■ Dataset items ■

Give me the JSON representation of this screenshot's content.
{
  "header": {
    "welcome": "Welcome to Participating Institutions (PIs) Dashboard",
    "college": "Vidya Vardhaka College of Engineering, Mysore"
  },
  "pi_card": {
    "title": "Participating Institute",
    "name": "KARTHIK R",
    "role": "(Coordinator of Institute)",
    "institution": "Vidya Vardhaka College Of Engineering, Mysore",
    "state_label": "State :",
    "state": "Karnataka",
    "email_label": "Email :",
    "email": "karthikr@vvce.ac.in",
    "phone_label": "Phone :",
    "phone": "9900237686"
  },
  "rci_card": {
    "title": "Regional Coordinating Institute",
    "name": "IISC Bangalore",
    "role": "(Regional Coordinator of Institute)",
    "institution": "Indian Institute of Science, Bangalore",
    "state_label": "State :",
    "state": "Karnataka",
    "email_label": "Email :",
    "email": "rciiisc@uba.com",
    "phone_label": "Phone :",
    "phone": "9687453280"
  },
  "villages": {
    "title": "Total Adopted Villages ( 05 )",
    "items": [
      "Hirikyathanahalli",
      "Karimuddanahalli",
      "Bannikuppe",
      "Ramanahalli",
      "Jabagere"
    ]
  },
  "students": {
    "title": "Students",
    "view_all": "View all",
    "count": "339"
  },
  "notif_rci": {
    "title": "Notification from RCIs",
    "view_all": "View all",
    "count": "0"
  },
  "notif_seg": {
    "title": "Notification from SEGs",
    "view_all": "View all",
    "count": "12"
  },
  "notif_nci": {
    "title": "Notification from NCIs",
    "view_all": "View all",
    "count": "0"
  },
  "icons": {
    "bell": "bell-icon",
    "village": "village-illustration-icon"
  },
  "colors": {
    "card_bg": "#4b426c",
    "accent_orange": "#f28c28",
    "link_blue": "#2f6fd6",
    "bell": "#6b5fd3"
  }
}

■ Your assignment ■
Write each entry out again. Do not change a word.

■ Response to this task ■
Give me the JSON representation of this screenshot's content.
{
  "header": {
    "welcome": "Welcome to Participating Institutions (PIs) Dashboard",
    "college": "Vidya Vardhaka College of Engineering, Mysore"
  },
  "pi_card": {
    "title": "Participating Institute",
    "name": "KARTHIK R",
    "role": "(Coordinator of Institute)",
    "institution": "Vidya Vardhaka College Of Engineering, Mysore",
    "state_label": "State :",
    "state": "Karnataka",
    "email_label": "Email :",
    "email": "karthikr@vvce.ac.in",
    "phone_label": "Phone :",
    "phone": "9900237686"
  },
  "rci_card": {
    "title": "Regional Coordinating Institute",
    "name": "IISC Bangalore",
    "role": "(Regional Coordinator of Institute)",
    "institution": "Indian Institute of Science, Bangalore",
    "state_label": "State :",
    "state": "Karnataka",
    "email_label": "Email :",
    "email": "rciiisc@uba.com",
    "phone_label": "Phone :",
    "phone": "9687453280"
  },
  "villages": {
    "title": "Total Adopted Villages ( 05 )",
    "items": [
      "Hirikyathanahalli",
      "Karimuddanahalli",
      "Bannikuppe",
      "Ramanahalli",
      "Jabagere"
    ]
  },
  "students": {
    "title": "Students",
    "view_all": "View all",
    "count": "339"
  },
  "notif_rci": {
    "title": "Notification from RCIs",
    "view_all": "View all",
    "count": "0"
  },
  "notif_seg": {
    "title": "Notification from SEGs",
    "view_all": "View all",
    "count": "12"
  },
  "notif_nci": {
    "title": "Notification from NCIs",
    "view_all": "View all",
    "count": "0"
  },
  "icons": {
    "bell": "bell-icon",
    "village": "village-illustration-icon"
  },
  "colors": {
    "card_bg": "#4b426c",
    "accent_orange": "#f28c28",
    "link_blue": "#2f6fd6",
    "bell": "#6b5fd3"
  }
}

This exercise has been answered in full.